Records shown
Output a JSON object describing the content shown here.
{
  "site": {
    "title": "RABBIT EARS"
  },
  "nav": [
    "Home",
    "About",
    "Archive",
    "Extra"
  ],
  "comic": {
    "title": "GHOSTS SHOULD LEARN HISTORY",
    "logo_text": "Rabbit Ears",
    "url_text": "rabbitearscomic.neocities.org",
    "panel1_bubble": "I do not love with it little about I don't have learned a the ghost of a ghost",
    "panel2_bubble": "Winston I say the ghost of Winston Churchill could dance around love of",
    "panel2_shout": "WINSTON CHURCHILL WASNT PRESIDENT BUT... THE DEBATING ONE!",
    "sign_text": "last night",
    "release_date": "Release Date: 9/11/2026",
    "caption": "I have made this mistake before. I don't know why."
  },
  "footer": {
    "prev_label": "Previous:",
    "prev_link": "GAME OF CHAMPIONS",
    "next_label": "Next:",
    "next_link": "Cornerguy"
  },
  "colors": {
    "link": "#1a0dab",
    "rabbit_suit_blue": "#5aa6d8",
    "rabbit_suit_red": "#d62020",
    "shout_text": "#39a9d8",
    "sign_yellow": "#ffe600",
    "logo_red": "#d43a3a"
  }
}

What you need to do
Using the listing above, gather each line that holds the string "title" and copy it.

Reply to the exercise
    "title": "RABBIT EARS"
    "title": "GHOSTS SHOULD LEARN HISTORY",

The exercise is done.